This week I will install a leg vise on my Holtzapffel workbench in our sunroom, which is my shop on the first floor. I’ve had a twin-screw vise on Holtzapffel since I built it six years ago; when I’m done with this leg vise, I’ll be able to switch between leg vise and twin-screw with ease.
I’ve wanted to add a leg vise to the Holtzapffel for a long time, but I waited for one single reason: I wanted to use a Benchcrafted Classic metal screw on the bench. Jameel and Father John Abraham have been developing this vise for a long time, and I finally received my hardware while I was away in either Alaska or Maryland.
I’m going to install the Classic screw in tandem with Benchcrafted’s Crisscross Retro, a piece of hardware I’ve been sitting on impatiently for many months now.
My hope is this will be the most highly evolved form of metallic leg vise yet.

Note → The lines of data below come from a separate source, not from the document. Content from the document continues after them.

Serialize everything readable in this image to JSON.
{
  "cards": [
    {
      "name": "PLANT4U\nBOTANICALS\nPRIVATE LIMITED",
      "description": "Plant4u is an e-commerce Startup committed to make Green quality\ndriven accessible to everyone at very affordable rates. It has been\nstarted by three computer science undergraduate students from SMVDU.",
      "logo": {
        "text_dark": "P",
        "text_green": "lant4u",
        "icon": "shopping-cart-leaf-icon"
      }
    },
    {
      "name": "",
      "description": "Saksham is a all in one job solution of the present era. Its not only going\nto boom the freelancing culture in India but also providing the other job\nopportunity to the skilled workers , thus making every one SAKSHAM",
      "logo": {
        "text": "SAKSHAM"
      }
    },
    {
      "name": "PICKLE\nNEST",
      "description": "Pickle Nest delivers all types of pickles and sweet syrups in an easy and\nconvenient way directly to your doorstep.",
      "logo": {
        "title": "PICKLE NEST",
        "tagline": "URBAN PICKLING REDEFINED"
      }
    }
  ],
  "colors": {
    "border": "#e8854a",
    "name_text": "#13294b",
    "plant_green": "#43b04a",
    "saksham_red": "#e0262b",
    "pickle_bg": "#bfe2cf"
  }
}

This morning I pulled out all the bits and pieces of the vise so I could plan out the maple vise chop. Handling Benchcrafted hardware is like holding jewelry, and the Classic is equal parts “space age” and “bad-ass.” The screw has a double-lead acme thread, which moves smoothly and quickly (1/2” per rotation). That’s very fast (check out the video on the Benchcrafted site). The machining on the screw and nut are fantastically smooth.
On the other hand, the hub, Tommy bar and flange are “Parkerized” like a firearm, which protects the surface from rust and is way cooler than paint.
The Tommy bar is also thoughtfully designed. The metal ends unscrew. And the way the Tommy bar interacts with the hub is quite cool. There is a detent in the Tommy bar that intersects with a spring-loaded plunger in the hub. This allows you to lock the Tommy bar in the middle of its length for coarse adjustments. Or you can let it swing free for maximum leverage.
It’s almost like magic.
I haven’t been this excited about vise hardware in a long time. If you are considering adding a leg vise or are building a new bench this year, I recommend you take a hard look at the Benchcrafted Classic and Crisscross combination.
— Christopher Schwarz
P.S. I know commenters are going to ask me to compare this to a wooden screw. Save your breath. It’s an aesthetic choice more than a functional one in my opinion. Wooden screws like those from Lake Erie are on par with the quality of the Benchcrafted stuff. So it’s like handplane bodies. Which do you prefer: metallic or wooden? They both work great.